PUBLISHED: 06:00 29 August 2018 | UPDATED: 08:41 29 August 2018
A burgeoning Norfolk tech company which has worked with NASA and the UK government is ready to progress further after establishing its first headquarters.
Data analytics firm Spicule started life at the University of East Anglia’s Enterprise Centre but rapid expansion and an international recruitment drive led the directors to start property-hunting.
It is now operating from offices in Long Stratton, where it has room to accommodate its new developers from Brazil, the US and the UK.
Founder and chief executive Tom Barber said: “This is the next phase of our development and we’re excited about the opportunities our new recruits and the extra space will bring us.
“The Enterprise Centre was the perfect incubator for our business and being there allowed us to establish Spicule and develop our core offer.
“With a growing presence internationally, we need a creative space to work up new initiatives and to bring in our global developers via video-conferencing.
“Our new office allows us to do all those things and have plenty of room to store all our hardware.”
Spicule’s scalable platforms, built using open-source software, help companies to collate and analyse large amounts of data to spot patterns and anomalies.
It has already worked with or seen its software used by Netflix, the United Nations, the Metropolitan Police and US technology organisation Defense Advanced Research Projects Agency (DARPA).
The firm now employs six people and plans to take on up to another four staff in the next few months including a US-based project manager.
It turned over £300,000 in its last financial year and the directors hope that “strategic partnerships” with Canonical, which markets the Ubuntu open-source software platform, and Norwich data centre operator Migsolv will grow this further.
Despite Spicule’s global ambitions, Mr Barber said keeping a foothold in the Norfolk business community was important.

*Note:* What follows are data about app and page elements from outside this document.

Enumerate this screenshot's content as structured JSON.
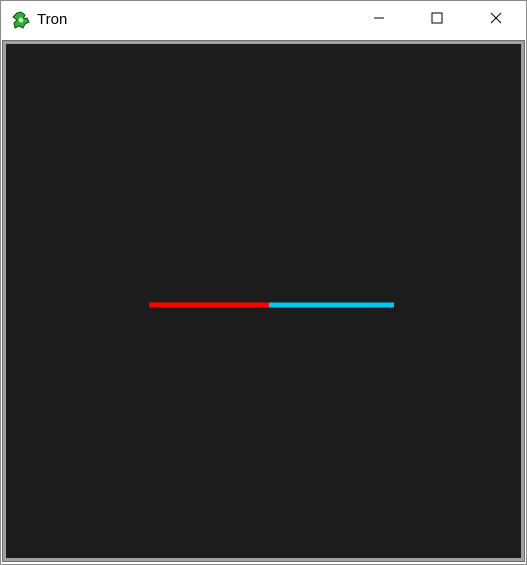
{
  "window": {
    "title": "Tron",
    "icon": "tron-app-icon"
  },
  "controls": {
    "minimize_icon": "minimize-icon",
    "maximize_icon": "maximize-icon",
    "close_icon": "close-icon"
  },
  "game": {
    "background_color": "#1c1c1c",
    "players": [
      {
        "color": "#ff0000"
      },
      {
        "color": "#00c8f0"
      }
    ]
  }
}
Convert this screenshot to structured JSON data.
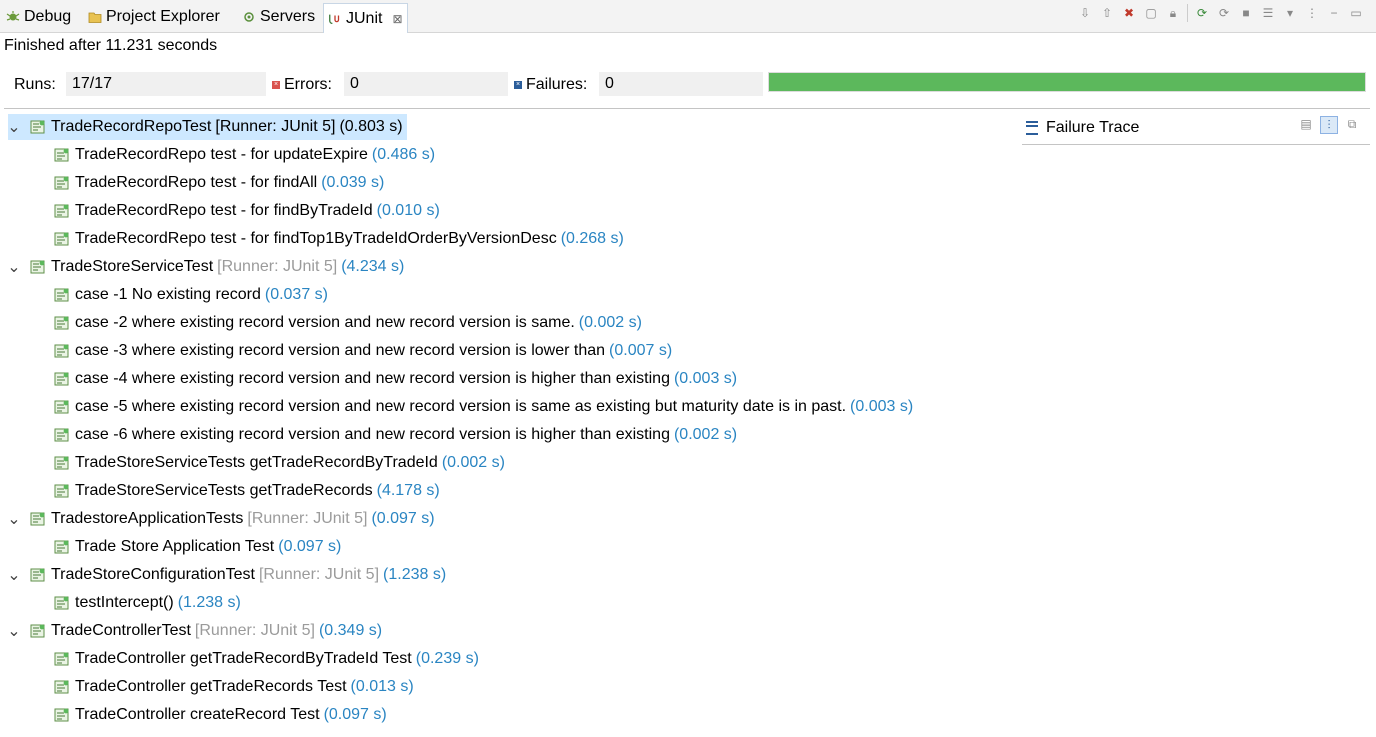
{
  "tabs": [
    {
      "label": "Debug",
      "icon": "debug-icon"
    },
    {
      "label": "Project Explorer",
      "icon": "project-explorer-icon"
    },
    {
      "label": "Servers",
      "icon": "servers-icon"
    },
    {
      "label": "JUnit",
      "icon": "junit-icon",
      "active": true
    }
  ],
  "status": {
    "finished": "Finished after 11.231 seconds"
  },
  "stats": {
    "runs_label": "Runs:",
    "runs_value": "17/17",
    "errors_label": "Errors:",
    "errors_value": "0",
    "failures_label": "Failures:",
    "failures_value": "0",
    "progress": 1.0,
    "progress_color": "#5cb85c"
  },
  "colors": {
    "time": "#2a85c2",
    "runner": "#9b9b9b",
    "selection": "#cde8ff"
  },
  "tree": [
    {
      "suite": "TradeRecordRepoTest",
      "runner": "[Runner: JUnit 5]",
      "time": "(0.803 s)",
      "selected": true,
      "tests": [
        {
          "name": "TradeRecordRepo test - for updateExpire",
          "time": "(0.486 s)"
        },
        {
          "name": "TradeRecordRepo test - for findAll",
          "time": "(0.039 s)"
        },
        {
          "name": "TradeRecordRepo test - for findByTradeId",
          "time": "(0.010 s)"
        },
        {
          "name": "TradeRecordRepo test - for findTop1ByTradeIdOrderByVersionDesc",
          "time": "(0.268 s)"
        }
      ]
    },
    {
      "suite": "TradeStoreServiceTest",
      "runner": "[Runner: JUnit 5]",
      "time": "(4.234 s)",
      "tests": [
        {
          "name": "case -1 No existing record",
          "time": "(0.037 s)"
        },
        {
          "name": "case -2 where existing record version and new record version is same.",
          "time": "(0.002 s)"
        },
        {
          "name": "case -3 where existing record version and new record version is lower than",
          "time": "(0.007 s)"
        },
        {
          "name": "case -4 where existing record version and new record version is higher than existing",
          "time": "(0.003 s)"
        },
        {
          "name": "case -5 where existing record version and new record version is same as existing but maturity date is in past.",
          "time": "(0.003 s)"
        },
        {
          "name": "case -6 where existing record version and new record version is higher than existing",
          "time": "(0.002 s)"
        },
        {
          "name": "TradeStoreServiceTests getTradeRecordByTradeId",
          "time": "(0.002 s)"
        },
        {
          "name": "TradeStoreServiceTests getTradeRecords",
          "time": "(4.178 s)"
        }
      ]
    },
    {
      "suite": "TradestoreApplicationTests",
      "runner": "[Runner: JUnit 5]",
      "time": "(0.097 s)",
      "tests": [
        {
          "name": "Trade Store Application Test",
          "time": "(0.097 s)"
        }
      ]
    },
    {
      "suite": "TradeStoreConfigurationTest",
      "runner": "[Runner: JUnit 5]",
      "time": "(1.238 s)",
      "tests": [
        {
          "name": "testIntercept()",
          "time": "(1.238 s)"
        }
      ]
    },
    {
      "suite": "TradeControllerTest",
      "runner": "[Runner: JUnit 5]",
      "time": "(0.349 s)",
      "tests": [
        {
          "name": "TradeController getTradeRecordByTradeId Test",
          "time": "(0.239 s)"
        },
        {
          "name": "TradeController getTradeRecords Test",
          "time": "(0.013 s)"
        },
        {
          "name": "TradeController createRecord Test",
          "time": "(0.097 s)"
        }
      ]
    }
  ],
  "failure_trace": {
    "title": "Failure Trace"
  }
}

“Working at the Enterprise Centre allowed us to forge strong relationships with other start-ups and professionals, and we know there’s plenty of developer talent in the vicinity,” he said.